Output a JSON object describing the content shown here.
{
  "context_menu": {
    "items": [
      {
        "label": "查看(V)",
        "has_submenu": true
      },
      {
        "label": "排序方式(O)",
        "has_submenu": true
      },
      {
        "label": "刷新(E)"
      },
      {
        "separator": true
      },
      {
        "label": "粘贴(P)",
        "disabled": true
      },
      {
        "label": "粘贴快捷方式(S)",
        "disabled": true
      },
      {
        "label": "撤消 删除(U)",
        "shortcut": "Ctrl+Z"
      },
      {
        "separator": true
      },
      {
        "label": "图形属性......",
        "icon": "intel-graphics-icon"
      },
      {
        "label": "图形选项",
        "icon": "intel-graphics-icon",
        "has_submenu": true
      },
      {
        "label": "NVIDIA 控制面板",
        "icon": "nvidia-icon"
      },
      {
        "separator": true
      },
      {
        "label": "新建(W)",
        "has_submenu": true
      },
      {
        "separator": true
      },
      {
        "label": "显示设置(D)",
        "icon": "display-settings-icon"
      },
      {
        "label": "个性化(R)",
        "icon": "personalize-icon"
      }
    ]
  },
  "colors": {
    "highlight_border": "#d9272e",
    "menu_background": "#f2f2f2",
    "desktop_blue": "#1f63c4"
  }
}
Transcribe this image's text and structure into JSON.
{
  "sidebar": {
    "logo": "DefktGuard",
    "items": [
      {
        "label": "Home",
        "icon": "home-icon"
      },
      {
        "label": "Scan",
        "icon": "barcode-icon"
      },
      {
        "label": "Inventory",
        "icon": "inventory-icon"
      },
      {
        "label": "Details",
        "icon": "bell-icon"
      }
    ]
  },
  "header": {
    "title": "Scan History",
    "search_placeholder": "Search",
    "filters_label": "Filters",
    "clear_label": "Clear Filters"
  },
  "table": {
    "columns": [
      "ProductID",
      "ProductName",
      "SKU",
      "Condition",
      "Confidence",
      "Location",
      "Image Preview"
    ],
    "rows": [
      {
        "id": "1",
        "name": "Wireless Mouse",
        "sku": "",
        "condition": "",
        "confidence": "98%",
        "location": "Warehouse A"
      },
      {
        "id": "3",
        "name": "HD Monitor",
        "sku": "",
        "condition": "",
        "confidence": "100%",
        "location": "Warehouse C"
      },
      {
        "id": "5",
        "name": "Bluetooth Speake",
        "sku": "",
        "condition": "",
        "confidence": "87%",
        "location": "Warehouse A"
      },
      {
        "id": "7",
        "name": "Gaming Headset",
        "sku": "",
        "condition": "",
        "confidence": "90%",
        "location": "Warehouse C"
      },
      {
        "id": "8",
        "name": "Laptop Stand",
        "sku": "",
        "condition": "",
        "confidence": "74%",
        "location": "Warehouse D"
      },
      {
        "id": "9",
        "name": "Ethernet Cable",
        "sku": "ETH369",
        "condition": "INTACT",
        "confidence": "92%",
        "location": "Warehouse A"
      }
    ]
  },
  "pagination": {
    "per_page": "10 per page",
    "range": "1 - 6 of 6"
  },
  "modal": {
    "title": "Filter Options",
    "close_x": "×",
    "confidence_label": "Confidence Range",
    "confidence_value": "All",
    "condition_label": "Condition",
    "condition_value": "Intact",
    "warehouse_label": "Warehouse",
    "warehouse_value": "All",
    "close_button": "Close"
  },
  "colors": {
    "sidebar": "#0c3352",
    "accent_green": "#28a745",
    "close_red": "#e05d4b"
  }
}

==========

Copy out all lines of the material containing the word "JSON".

Output a JSON object describing the content shown here.
Transcribe this image's text and structure into JSON.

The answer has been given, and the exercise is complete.